**Problem**
Could you print each entry below verbatim while omitting the pictures?

**Records**
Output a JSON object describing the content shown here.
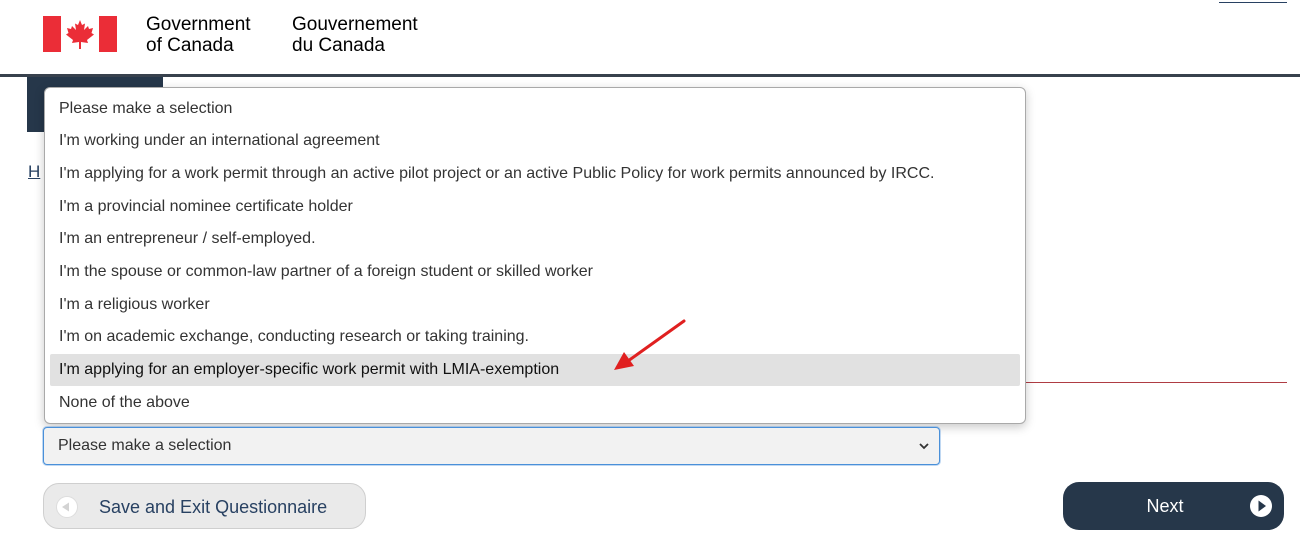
{
  "header": {
    "signature_en_line1": "Government",
    "signature_en_line2": "of Canada",
    "signature_fr_line1": "Gouvernement",
    "signature_fr_line2": "du Canada",
    "flag_icon": "canada-flag-icon"
  },
  "breadcrumb": {
    "visible_text": "H"
  },
  "dropdown": {
    "options": [
      "Please make a selection",
      "I'm working under an international agreement",
      "I'm applying for a work permit through an active pilot project or an active Public Policy for work permits announced by IRCC.",
      "I'm a provincial nominee certificate holder",
      "I'm an entrepreneur / self-employed.",
      "I'm the spouse or common-law partner of a foreign student or skilled worker",
      "I'm a religious worker",
      "I'm on academic exchange, conducting research or taking training.",
      "I'm applying for an employer-specific work permit with LMIA-exemption",
      "None of the above"
    ],
    "highlighted_option": "I'm applying for an employer-specific work permit with LMIA-exemption",
    "annotation": "red-arrow-icon"
  },
  "select": {
    "value": "Please make a selection",
    "icon": "chevron-down-icon"
  },
  "buttons": {
    "save_label": "Save and Exit Questionnaire",
    "save_icon": "circle-arrow-left-icon",
    "next_label": "Next",
    "next_icon": "circle-arrow-right-icon"
  },
  "colors": {
    "header_rule": "#38414d",
    "dark_navy": "#26374a",
    "link_blue": "#284162",
    "flag_red": "#eb2d37",
    "annotation_red": "#e02020",
    "accent_red_line": "#af3c43"
  }
}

**Response area**
Output a JSON object describing the content shown here.
{
  "header": {
    "signature_en_line1": "Government",
    "signature_en_line2": "of Canada",
    "signature_fr_line1": "Gouvernement",
    "signature_fr_line2": "du Canada",
    "flag_icon": "canada-flag-icon"
  },
  "breadcrumb": {
    "visible_text": "H"
  },
  "dropdown": {
    "options": [
      "Please make a selection",
      "I'm working under an international agreement",
      "I'm applying for a work permit through an active pilot project or an active Public Policy for work permits announced by IRCC.",
      "I'm a provincial nominee certificate holder",
      "I'm an entrepreneur / self-employed.",
      "I'm the spouse or common-law partner of a foreign student or skilled worker",
      "I'm a religious worker",
      "I'm on academic exchange, conducting research or taking training.",
      "I'm applying for an employer-specific work permit with LMIA-exemption",
      "None of the above"
    ],
    "highlighted_option": "I'm applying for an employer-specific work permit with LMIA-exemption",
    "annotation": "red-arrow-icon"
  },
  "select": {
    "value": "Please make a selection",
    "icon": "chevron-down-icon"
  },
  "buttons": {
    "save_label": "Save and Exit Questionnaire",
    "save_icon": "circle-arrow-left-icon",
    "next_label": "Next",
    "next_icon": "circle-arrow-right-icon"
  },
  "colors": {
    "header_rule": "#38414d",
    "dark_navy": "#26374a",
    "link_blue": "#284162",
    "flag_red": "#eb2d37",
    "annotation_red": "#e02020",
    "accent_red_line": "#af3c43"
  }
}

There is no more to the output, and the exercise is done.